When a sad incident suddenly happens to Tao later, Zhao Tao, who is not only the director/writer Jia Zhangke’s wife but also his valuable artistic collaborator, is terrific as gracefully handling her character’s shifting emotional states. While quite devastated during the aftermath of the incident, Tao is glad to see her young son again when he is sent to her as requested, but then she has to accept that her son will be away from her sooner or later, and it is poignant to see how she tries as much as she can for spending more time with him.
The final part of the movie is set in 2025, and Tao’s son, nicknamed Dollar (Zijian Dong), now grows up to be a lad living in Australia, where he went along with his father not long after he saw his mother for the last time. We see a considerable gap between him and his father, who usually spends his time with fellow Chinese guys and can understand his son’s English e-mail message only through Google translator. When Dollar decides to quit his college education, his father is not so pleased about that, but Dollar sticks to his decision anyway although he still does not know what exactly what he wants to do with his life.
Compared to the other two parts preceding it, this part is far weaker as being without the most engaging character in the film. Its futuristic setting feels bland and heavy-handed while deficient in its own sense of time and space, and its mediocre characterization does not help much either. Dollar is a rather flat, colorless character, and his developing relationship with his middle-aged teacher played by Sylvia Chang is contrived while not contributing a lot to the whole narrative.
It is notable that each part in the movie is presented in different screen ratio. While the first part is presented in 1.33:1 ratio, the middle part is presented in 1.85 ratio, and the last part is presented in 2.35:1 ratio. I am not so sure about whether this visual approach is necessary; several sequences actually shot in 2001 are mixed well into the first part without much awkwardness, but the widescreen during the third part seems to exist only for capturing wide landscape shots.
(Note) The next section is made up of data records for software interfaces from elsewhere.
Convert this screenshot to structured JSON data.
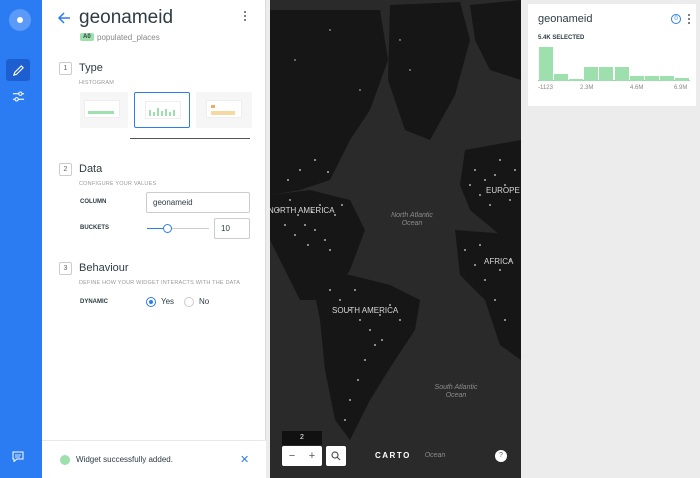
{
  "editor": {
    "title": "geonameid",
    "source_badge": "A0",
    "source_name": "populated_places",
    "sections": [
      {
        "number": "1",
        "title": "Type",
        "subtitle": "HISTOGRAM"
      },
      {
        "number": "2",
        "title": "Data",
        "subtitle": "CONFIGURE YOUR VALUES"
      },
      {
        "number": "3",
        "title": "Behaviour",
        "subtitle": "DEFINE HOW YOUR WIDGET INTERACTS WITH THE DATA"
      }
    ],
    "column_label": "COLUMN",
    "column_value": "geonameid",
    "buckets_label": "BUCKETS",
    "buckets_value": "10",
    "buckets_slider_fraction": 0.34,
    "dynamic_label": "DYNAMIC",
    "dynamic_yes": "Yes",
    "dynamic_no": "No",
    "dynamic_selected": "Yes"
  },
  "notification": {
    "text": "Widget successfully added."
  },
  "map": {
    "labels": {
      "north_america": "NORTH AMERICA",
      "south_america": "SOUTH AMERICA",
      "europe": "EUROPE",
      "africa": "AFRICA",
      "north_atlantic_1": "North Atlantic",
      "north_atlantic_2": "Ocean",
      "south_atlantic_1": "South Atlantic",
      "south_atlantic_2": "Ocean",
      "bottom_ocean": "Ocean"
    },
    "zoom_level": "2",
    "zoom_out": "−",
    "zoom_in": "+",
    "attribution": "CARTO",
    "help": "?"
  },
  "widget": {
    "title": "geonameid",
    "selected": "5.4K SELECTED",
    "info": "0",
    "axis_labels": [
      "-1123",
      "2.3M",
      "4.6M",
      "6.9M"
    ],
    "bar_fractions": [
      1.0,
      0.2,
      0.06,
      0.4,
      0.42,
      0.42,
      0.14,
      0.16,
      0.16,
      0.1
    ],
    "bar_color": "#9de0ad"
  },
  "colors": {
    "accent": "#2b7bf3",
    "rail": "#2b7bf3",
    "map_bg": "#2a2a2a",
    "success": "#9de0ad"
  }
}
Nevertheless, “Mountains May Depart” is not entirely ruined by its glaring missteps, and Jia Zhangke shows here again that he is one of the most interesting filmmakers in China. When the movie works best, it shines with his gentle, thoughtful humanistic approach to story and characters, and it shows his deep care and concern over what the Chinese society has been going through. Changes may be inevitable, and it may not be good for everyone, but, as reflected by the last shot of the film, there is still some hope anyway.